Brewers Kidderminster has been supporting a fantastic project at a local prison which aims to help rehabilitate inmates by getting them involved in painting murals along the prison walkways.
Artist Faye Claridge worked with men at HMP Hewell on a programme called Mind Meadows to transform the pillars into colourful and vibrant meadow scenes.
Jay Barrowman, Regional Operations Manager, said: ‘Faye had previously done a project with Leamington Spa branch so she got in touch with us again to see if we could help with this one.
‘We provided 10 x 5 litre tins of Albany Smooth Masonry in the various colours required as well as dust sheets and brushes.’
Speaking on behalf of Hewell prison, Dawn Payne said: ‘It looks absolutely amazing and has exceeded my expectations. The skills that they have found in themselves and used will take them a long way. It’s given them hope.’
Some of the comments from the prisoners who took part included: “therapeutic and helps with your mind as well”, “ignited a passion in me personally that I never knew I had” and “given me hope that I’m more capable of doing other things than crime”.
Area Development Manager for the Midlands region, Robert Bayfield, attended the awards ceremony for all those who completed the module – one of five other projects.
Robert said: ‘It was quite an experience and a bit intimidating going into the prison!

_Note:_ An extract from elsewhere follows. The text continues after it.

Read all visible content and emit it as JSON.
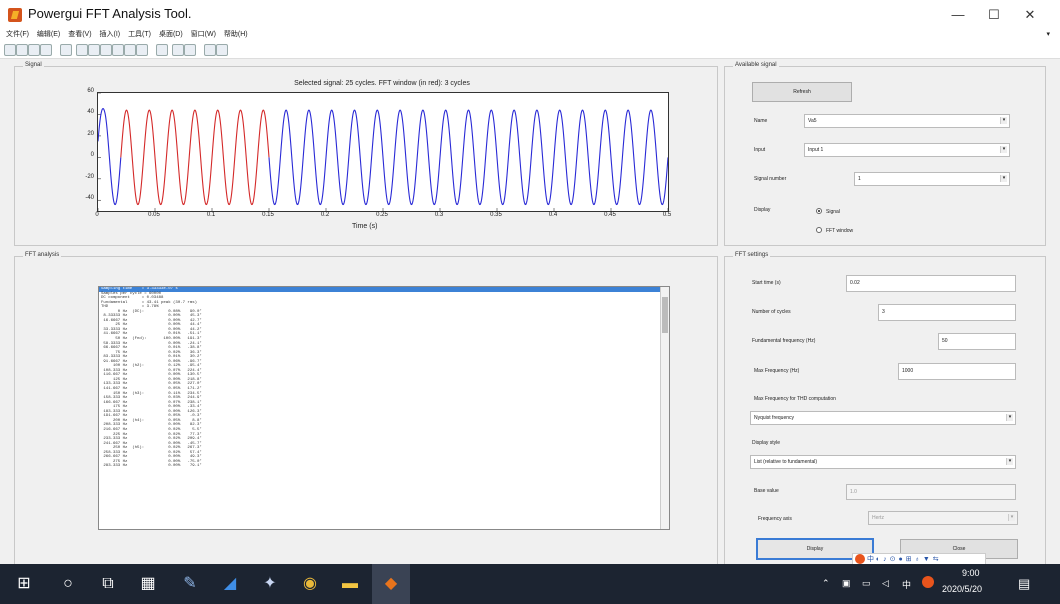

But during the ceremony the guys on the programme turned round and thanked me directly which was nice and they were really happy to chat afterwards. It was definitely worthwhile and the pillars looked great.’
Faye explained: ‘The project has made a great difference to the men as well as improving the built environment and the Governor is now considering which other areas of the prison could be creatively improved! Thanks again for all your help and support of the project, we’re so grateful and it’s hugely appreciated.’
Faye based the programme on a project in the Royal Horticultural Society archives which had looked at the effects of horticulture on wellbeing and building confidence and self-esteem when the prison had been used as a World War I internment camp.